"Faith in the Face of Death"
As a fan of the South Carolina Gamecocks, I like to say, “Nobody knows the trouble I’ve seen.” It’s easier to have faith in your football team’s success when their roster is full of seasoned five-star recruits and they’re led by a coach who has won multiple national championships. It’s harder to have faith if you’ve watched them lose to Kentucky several years in a row.
Our “Hall of Faith” saints in verses 17–31 had faith in God despite the difficult circumstances surrounding them. As I read these verses, I was reminded of the reality that life is rarely easy. These saints believed in God and held to their faith, to “the assurance of things hoped for, the conviction of things not seen” (Hebrews 11:1 ESV) even in the face of suffering—even, in fact, in the face of death.
Abraham, in faith, offered up Isaac as a sacrifice to the Lord when he was tested, believing God would keep His promises, even if that meant God would need to raise Isaac from the dead. Moses, in faith, led the people to cross the Red Sea, even though to the outsider’s eye such an action would mean certain death, either by the raging waters or by the angry hand of the Egyptians. Yet, they trusted that God would deliver them—and He did.
Even so, all of these saints still tasted death. As he was dying, Jacob blessed the sons of Joseph. On his deathbed, Joseph foretold the Exodus and told his descendants to take his bones back to the Promised Land. And even though God saved Isaac that day from an early death on Mount Moriah, one day, he, too, would die just like Abraham, Moses, and Rahab. We see no miraculous interventions on their deathbeds to revive their hearts and breathe life into their spirits. These saints, full of faith, died.
This may not seem like a hopeful word to us at first, but I believe there’s a promise here worth uncovering. That promise is this: the saints of old held to their faith in God even in the face of death, because they knew death was not the end of the story. They had faith that something greater was coming. Indeed, their faith pointed to the coming of Someone greater—Jesus! And because of Jesus, we, too, can have faith in the face of death because we know the One who defeated death. Because of our hope in Him, we, too, know death is not the end of the story. We, like Jesus, will be raised to life. As Charles Wesley tells us in his beloved hymn, “Mild He lays His glory by, born that man no more may die, born to raise the sons of earth, born to give them second birth” (Charles Wesley, “Hark! the Herald Angels Sing”).
Hebrews 11:17-31 (ESV):
17 By faith Abraham, when he was tested, offered up Isaac, and he who had received the promises was in the act of offering up his only son, 18 of whom it was said, “Through Isaac shall your offspring be named.” 19 He considered that God was able even to raise him from the dead, from which, figuratively speaking, he did receive him back. 20 By faith Isaac invoked future blessings on Jacob and Esau. 21 By faith Jacob, when dying, blessed each of the sons of Joseph, bowing in worship over the head of his staff. 22 By faith Joseph, at the end of his life, made mention of the exodus of the Israelites and gave directions concerning his bones.
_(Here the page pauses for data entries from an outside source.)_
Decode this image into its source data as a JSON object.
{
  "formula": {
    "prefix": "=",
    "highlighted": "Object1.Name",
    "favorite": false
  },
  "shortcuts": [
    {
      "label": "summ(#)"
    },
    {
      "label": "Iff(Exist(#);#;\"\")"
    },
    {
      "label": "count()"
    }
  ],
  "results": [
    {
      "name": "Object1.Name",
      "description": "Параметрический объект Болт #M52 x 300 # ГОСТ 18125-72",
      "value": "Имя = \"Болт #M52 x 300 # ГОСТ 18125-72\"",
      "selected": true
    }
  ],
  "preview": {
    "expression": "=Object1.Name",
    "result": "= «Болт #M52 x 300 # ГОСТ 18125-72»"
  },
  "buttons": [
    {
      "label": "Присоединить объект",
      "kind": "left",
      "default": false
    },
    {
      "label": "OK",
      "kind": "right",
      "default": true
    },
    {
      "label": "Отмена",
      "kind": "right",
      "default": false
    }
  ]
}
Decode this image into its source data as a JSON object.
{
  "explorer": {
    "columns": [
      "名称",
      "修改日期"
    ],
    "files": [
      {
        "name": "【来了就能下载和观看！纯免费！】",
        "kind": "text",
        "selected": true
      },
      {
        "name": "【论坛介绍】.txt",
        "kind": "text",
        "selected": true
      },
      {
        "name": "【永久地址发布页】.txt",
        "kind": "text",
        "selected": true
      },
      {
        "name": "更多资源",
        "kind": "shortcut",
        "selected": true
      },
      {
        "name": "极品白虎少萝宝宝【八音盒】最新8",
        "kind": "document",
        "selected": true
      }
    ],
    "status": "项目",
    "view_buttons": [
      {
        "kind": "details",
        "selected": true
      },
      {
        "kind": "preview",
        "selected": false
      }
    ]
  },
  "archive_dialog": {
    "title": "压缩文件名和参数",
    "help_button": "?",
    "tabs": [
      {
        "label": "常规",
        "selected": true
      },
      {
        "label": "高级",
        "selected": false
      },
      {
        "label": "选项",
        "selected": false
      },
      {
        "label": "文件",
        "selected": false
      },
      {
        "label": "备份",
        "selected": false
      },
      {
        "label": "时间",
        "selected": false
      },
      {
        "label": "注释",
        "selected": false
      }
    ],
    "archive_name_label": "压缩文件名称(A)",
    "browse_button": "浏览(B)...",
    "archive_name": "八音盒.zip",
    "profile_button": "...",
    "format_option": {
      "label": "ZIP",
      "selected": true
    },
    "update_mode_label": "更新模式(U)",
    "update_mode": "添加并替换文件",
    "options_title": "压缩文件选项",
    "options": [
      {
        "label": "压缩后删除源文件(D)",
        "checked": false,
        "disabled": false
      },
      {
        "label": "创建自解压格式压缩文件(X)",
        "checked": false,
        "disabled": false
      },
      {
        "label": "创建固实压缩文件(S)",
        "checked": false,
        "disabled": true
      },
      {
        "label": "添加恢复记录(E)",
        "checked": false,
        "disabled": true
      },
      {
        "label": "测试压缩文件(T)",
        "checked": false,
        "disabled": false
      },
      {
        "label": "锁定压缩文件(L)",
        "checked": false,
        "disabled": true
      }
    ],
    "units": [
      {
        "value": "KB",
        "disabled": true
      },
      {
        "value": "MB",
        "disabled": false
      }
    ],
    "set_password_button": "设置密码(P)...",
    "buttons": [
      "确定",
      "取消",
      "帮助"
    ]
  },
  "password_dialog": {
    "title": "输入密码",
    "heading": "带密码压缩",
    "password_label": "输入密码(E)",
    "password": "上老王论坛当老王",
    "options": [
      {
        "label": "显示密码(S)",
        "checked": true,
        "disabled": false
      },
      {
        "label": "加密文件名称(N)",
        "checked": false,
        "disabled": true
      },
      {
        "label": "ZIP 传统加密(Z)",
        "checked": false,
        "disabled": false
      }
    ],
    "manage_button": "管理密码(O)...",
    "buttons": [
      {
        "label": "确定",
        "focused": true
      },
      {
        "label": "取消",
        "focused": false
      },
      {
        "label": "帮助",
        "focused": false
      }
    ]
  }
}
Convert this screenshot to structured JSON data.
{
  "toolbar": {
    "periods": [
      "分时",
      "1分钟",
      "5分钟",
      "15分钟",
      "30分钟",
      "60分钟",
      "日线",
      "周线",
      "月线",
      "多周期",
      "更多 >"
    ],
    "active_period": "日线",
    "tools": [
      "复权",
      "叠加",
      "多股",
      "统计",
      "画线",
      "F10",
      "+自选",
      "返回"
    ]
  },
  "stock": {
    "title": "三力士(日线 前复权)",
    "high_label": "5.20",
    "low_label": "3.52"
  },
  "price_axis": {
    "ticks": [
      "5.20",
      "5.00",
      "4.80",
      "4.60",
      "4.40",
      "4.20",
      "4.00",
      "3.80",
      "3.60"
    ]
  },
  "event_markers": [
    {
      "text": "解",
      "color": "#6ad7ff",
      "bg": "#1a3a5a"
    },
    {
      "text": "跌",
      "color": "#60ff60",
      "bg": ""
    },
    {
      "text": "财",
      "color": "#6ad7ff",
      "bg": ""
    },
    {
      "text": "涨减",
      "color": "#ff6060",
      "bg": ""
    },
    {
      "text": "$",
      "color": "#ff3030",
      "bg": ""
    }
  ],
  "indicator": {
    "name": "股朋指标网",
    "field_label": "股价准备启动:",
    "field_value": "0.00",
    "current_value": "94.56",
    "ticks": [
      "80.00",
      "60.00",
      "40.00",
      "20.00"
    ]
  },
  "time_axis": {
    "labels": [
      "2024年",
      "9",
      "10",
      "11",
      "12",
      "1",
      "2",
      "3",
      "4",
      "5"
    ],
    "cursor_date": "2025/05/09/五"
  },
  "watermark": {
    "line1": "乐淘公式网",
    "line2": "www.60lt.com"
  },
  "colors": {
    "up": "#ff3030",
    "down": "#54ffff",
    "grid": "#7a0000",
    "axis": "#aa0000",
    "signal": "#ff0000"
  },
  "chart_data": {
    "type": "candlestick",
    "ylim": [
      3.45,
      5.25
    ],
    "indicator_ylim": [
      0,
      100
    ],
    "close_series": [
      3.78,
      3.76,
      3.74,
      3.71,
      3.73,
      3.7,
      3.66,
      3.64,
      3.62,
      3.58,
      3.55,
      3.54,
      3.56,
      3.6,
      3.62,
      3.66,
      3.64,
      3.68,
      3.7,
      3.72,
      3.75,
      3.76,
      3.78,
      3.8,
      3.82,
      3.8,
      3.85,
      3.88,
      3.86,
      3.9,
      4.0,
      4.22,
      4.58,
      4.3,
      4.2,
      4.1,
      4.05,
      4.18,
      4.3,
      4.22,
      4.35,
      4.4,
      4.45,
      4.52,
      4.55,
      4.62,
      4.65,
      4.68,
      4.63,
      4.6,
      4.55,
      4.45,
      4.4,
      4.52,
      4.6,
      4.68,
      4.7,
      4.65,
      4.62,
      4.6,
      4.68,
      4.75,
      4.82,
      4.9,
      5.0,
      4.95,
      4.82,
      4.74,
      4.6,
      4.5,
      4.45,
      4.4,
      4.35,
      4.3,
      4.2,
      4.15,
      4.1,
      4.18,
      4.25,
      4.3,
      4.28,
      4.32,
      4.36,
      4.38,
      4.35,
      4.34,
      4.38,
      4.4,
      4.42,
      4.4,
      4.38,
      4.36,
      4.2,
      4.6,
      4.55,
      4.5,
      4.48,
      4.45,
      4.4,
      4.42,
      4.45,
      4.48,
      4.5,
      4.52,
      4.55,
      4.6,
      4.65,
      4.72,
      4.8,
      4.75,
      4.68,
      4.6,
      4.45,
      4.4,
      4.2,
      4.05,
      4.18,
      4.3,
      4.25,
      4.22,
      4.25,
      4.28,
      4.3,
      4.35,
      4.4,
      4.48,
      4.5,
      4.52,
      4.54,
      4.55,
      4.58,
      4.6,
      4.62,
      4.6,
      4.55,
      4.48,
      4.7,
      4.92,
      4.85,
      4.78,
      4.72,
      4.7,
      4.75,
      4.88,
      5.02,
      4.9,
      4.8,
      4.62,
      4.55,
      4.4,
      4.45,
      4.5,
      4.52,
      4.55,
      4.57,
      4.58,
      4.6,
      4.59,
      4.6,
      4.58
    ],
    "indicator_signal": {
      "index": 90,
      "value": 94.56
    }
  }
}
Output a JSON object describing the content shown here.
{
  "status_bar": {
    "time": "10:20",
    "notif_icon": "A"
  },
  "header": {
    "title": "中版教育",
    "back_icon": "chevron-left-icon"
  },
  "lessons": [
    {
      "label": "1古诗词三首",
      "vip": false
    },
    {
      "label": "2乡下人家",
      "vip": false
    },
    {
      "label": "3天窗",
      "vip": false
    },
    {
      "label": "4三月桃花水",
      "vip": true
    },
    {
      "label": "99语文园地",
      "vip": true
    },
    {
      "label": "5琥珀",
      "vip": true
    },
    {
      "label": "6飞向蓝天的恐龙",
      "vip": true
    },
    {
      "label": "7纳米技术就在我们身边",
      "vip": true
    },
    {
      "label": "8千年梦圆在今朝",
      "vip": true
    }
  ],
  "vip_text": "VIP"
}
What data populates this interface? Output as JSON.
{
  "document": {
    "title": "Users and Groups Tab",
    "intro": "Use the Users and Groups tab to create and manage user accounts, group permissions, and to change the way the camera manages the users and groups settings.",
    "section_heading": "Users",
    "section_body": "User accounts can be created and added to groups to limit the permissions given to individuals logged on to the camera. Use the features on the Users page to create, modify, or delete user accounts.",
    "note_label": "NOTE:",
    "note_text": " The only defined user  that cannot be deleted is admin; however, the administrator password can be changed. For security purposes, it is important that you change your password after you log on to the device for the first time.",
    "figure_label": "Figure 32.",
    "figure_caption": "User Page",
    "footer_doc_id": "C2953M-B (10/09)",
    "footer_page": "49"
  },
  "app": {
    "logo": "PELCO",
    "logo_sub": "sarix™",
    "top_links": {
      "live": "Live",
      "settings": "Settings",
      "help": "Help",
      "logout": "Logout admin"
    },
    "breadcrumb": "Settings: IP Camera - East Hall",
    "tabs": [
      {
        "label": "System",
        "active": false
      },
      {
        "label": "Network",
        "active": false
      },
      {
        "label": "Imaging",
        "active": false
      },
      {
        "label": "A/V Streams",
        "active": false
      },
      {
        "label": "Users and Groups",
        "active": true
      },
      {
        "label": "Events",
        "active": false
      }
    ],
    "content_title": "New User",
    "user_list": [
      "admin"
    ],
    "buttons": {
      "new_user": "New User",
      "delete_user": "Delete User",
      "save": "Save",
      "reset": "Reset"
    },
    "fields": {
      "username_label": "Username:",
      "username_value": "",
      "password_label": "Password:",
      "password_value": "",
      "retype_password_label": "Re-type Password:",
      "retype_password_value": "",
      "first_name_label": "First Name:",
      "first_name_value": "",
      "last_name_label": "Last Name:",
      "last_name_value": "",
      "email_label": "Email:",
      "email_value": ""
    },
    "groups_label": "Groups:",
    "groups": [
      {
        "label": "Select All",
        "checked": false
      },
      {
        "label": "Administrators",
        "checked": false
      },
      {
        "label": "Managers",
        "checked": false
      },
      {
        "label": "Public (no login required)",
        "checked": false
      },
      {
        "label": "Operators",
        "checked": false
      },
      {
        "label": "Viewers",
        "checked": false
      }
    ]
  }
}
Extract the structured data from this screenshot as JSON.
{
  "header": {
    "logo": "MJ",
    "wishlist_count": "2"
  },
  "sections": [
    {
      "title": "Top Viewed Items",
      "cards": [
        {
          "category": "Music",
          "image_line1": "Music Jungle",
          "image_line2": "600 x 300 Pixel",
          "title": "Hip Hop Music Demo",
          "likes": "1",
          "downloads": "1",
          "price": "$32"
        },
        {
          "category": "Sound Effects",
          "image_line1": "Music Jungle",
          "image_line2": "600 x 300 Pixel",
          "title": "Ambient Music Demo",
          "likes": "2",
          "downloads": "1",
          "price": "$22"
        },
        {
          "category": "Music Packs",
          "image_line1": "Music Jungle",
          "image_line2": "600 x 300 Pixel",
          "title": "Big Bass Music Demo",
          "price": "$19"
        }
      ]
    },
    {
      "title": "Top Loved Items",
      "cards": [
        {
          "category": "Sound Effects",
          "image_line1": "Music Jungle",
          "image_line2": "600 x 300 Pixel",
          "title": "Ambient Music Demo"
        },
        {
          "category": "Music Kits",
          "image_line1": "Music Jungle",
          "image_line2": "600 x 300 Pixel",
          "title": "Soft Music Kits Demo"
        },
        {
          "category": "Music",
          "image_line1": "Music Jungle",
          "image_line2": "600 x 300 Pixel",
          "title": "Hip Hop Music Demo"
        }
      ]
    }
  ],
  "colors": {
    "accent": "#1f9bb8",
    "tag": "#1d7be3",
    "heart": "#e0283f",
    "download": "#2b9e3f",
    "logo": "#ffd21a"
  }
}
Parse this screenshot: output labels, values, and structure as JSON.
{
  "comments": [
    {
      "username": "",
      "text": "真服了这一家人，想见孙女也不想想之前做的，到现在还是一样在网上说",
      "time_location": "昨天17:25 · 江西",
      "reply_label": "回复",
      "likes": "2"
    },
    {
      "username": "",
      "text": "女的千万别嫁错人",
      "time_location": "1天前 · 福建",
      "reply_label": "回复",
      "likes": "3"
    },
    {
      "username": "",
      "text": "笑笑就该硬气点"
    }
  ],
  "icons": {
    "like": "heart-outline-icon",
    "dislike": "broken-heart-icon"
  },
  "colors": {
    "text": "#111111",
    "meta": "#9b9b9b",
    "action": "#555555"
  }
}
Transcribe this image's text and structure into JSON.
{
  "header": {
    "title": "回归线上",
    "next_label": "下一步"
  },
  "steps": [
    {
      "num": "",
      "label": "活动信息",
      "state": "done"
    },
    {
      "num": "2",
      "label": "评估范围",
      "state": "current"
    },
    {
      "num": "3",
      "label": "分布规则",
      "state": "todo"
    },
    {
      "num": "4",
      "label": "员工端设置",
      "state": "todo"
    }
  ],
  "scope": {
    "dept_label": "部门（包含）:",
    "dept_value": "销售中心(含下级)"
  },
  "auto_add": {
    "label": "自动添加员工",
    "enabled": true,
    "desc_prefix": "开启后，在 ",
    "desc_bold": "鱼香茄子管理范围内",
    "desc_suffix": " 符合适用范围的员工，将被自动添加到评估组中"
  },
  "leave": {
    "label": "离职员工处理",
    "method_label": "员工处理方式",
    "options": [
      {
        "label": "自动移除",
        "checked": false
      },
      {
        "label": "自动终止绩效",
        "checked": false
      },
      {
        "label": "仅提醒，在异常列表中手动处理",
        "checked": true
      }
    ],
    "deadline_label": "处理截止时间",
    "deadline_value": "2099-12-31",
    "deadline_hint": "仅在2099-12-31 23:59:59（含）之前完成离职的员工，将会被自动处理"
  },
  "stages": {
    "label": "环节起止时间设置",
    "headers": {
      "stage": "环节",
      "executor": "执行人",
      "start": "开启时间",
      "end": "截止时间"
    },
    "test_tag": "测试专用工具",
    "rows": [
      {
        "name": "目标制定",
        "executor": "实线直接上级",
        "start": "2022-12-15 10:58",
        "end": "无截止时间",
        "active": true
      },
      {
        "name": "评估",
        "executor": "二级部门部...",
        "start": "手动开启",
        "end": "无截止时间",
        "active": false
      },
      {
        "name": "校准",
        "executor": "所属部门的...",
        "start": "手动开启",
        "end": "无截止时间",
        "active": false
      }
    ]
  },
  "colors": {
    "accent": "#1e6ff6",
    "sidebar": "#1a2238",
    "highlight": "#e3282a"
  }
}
23 By faith Moses, when he was born, was hidden for three months by his parents, because they saw that the child was beautiful, and they were not afraid of the king’s edict. 24 By faith Moses, when he was grown up, refused to be called the son of Pharaoh’s daughter, 25 choosing rather to be mistreated with the people of God than to enjoy the fleeting pleasures of sin. 26 He considered the reproach of Christ greater wealth than the treasures of Egypt, for he was looking to the reward. 27 By faith he left Egypt, not being afraid of the anger of the king, for he endured as seeing him who is invisible. 28 By faith he kept the Passover and sprinkled the blood, so that the Destroyer of the firstborn might not touch them.
29 By faith the people crossed the Red Sea as on dry land, but the Egyptians, when they attempted to do the same, were drowned. 30 By faith the walls of Jericho fell down after they had been encircled for seven days. 31 By faith Rahab the prostitute did not perish with those who were disobedient, because she had given a friendly welcome to the spies.